Exercise brief:
Your task is to output every record exactly as it is given.

Records provided:
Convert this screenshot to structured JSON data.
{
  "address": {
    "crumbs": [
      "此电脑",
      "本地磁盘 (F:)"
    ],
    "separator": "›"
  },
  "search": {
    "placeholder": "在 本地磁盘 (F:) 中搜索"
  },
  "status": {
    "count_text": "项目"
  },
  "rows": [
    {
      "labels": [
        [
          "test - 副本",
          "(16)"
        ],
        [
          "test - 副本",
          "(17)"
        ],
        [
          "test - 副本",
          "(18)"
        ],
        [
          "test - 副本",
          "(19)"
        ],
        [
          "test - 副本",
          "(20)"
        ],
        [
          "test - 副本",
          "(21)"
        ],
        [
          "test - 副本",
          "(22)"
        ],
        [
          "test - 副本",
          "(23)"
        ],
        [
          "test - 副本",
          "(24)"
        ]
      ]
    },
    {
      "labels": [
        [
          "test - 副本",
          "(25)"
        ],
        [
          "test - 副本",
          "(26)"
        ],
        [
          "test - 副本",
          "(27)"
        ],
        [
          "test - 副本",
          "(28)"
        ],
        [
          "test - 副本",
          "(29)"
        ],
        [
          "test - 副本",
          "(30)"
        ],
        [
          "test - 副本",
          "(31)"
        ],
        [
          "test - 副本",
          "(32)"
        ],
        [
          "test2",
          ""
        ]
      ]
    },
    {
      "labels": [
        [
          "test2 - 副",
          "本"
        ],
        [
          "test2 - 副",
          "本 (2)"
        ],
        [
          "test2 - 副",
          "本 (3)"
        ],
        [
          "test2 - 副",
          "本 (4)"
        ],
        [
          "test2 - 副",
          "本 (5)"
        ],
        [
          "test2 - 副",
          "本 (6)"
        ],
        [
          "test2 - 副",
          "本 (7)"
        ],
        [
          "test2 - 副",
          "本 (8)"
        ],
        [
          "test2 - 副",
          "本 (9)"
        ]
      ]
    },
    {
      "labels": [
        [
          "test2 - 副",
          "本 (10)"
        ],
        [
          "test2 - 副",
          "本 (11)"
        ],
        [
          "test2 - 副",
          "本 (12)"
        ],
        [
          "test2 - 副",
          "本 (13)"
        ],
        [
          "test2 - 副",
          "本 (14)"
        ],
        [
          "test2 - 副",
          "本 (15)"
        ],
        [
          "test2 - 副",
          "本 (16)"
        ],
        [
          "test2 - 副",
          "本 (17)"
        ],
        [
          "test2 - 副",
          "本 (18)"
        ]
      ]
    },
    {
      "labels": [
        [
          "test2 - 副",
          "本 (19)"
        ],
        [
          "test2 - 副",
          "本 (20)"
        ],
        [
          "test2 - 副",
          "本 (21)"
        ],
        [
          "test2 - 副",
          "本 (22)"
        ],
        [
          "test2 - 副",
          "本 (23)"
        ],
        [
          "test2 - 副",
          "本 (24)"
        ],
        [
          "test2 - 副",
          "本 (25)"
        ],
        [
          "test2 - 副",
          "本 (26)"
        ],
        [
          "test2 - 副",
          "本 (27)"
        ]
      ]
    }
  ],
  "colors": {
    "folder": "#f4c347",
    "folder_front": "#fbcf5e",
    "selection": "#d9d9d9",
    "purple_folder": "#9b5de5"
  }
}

Response:
Convert this screenshot to structured JSON data.
{
  "address": {
    "crumbs": [
      "此电脑",
      "本地磁盘 (F:)"
    ],
    "separator": "›"
  },
  "search": {
    "placeholder": "在 本地磁盘 (F:) 中搜索"
  },
  "status": {
    "count_text": "项目"
  },
  "rows": [
    {
      "labels": [
        [
          "test - 副本",
          "(16)"
        ],
        [
          "test - 副本",
          "(17)"
        ],
        [
          "test - 副本",
          "(18)"
        ],
        [
          "test - 副本",
          "(19)"
        ],
        [
          "test - 副本",
          "(20)"
        ],
        [
          "test - 副本",
          "(21)"
        ],
        [
          "test - 副本",
          "(22)"
        ],
        [
          "test - 副本",
          "(23)"
        ],
        [
          "test - 副本",
          "(24)"
        ]
      ]
    },
    {
      "labels": [
        [
          "test - 副本",
          "(25)"
        ],
        [
          "test - 副本",
          "(26)"
        ],
        [
          "test - 副本",
          "(27)"
        ],
        [
          "test - 副本",
          "(28)"
        ],
        [
          "test - 副本",
          "(29)"
        ],
        [
          "test - 副本",
          "(30)"
        ],
        [
          "test - 副本",
          "(31)"
        ],
        [
          "test - 副本",
          "(32)"
        ],
        [
          "test2",
          ""
        ]
      ]
    },
    {
      "labels": [
        [
          "test2 - 副",
          "本"
        ],
        [
          "test2 - 副",
          "本 (2)"
        ],
        [
          "test2 - 副",
          "本 (3)"
        ],
        [
          "test2 - 副",
          "本 (4)"
        ],
        [
          "test2 - 副",
          "本 (5)"
        ],
        [
          "test2 - 副",
          "本 (6)"
        ],
        [
          "test2 - 副",
          "本 (7)"
        ],
        [
          "test2 - 副",
          "本 (8)"
        ],
        [
          "test2 - 副",
          "本 (9)"
        ]
      ]
    },
    {
      "labels": [
        [
          "test2 - 副",
          "本 (10)"
        ],
        [
          "test2 - 副",
          "本 (11)"
        ],
        [
          "test2 - 副",
          "本 (12)"
        ],
        [
          "test2 - 副",
          "本 (13)"
        ],
        [
          "test2 - 副",
          "本 (14)"
        ],
        [
          "test2 - 副",
          "本 (15)"
        ],
        [
          "test2 - 副",
          "本 (16)"
        ],
        [
          "test2 - 副",
          "本 (17)"
        ],
        [
          "test2 - 副",
          "本 (18)"
        ]
      ]
    },
    {
      "labels": [
        [
          "test2 - 副",
          "本 (19)"
        ],
        [
          "test2 - 副",
          "本 (20)"
        ],
        [
          "test2 - 副",
          "本 (21)"
        ],
        [
          "test2 - 副",
          "本 (22)"
        ],
        [
          "test2 - 副",
          "本 (23)"
        ],
        [
          "test2 - 副",
          "本 (24)"
        ],
        [
          "test2 - 副",
          "本 (25)"
        ],
        [
          "test2 - 副",
          "本 (26)"
        ],
        [
          "test2 - 副",
          "本 (27)"
        ]
      ]
    }
  ],
  "colors": {
    "folder": "#f4c347",
    "folder_front": "#fbcf5e",
    "selection": "#d9d9d9",
    "purple_folder": "#9b5de5"
  }
}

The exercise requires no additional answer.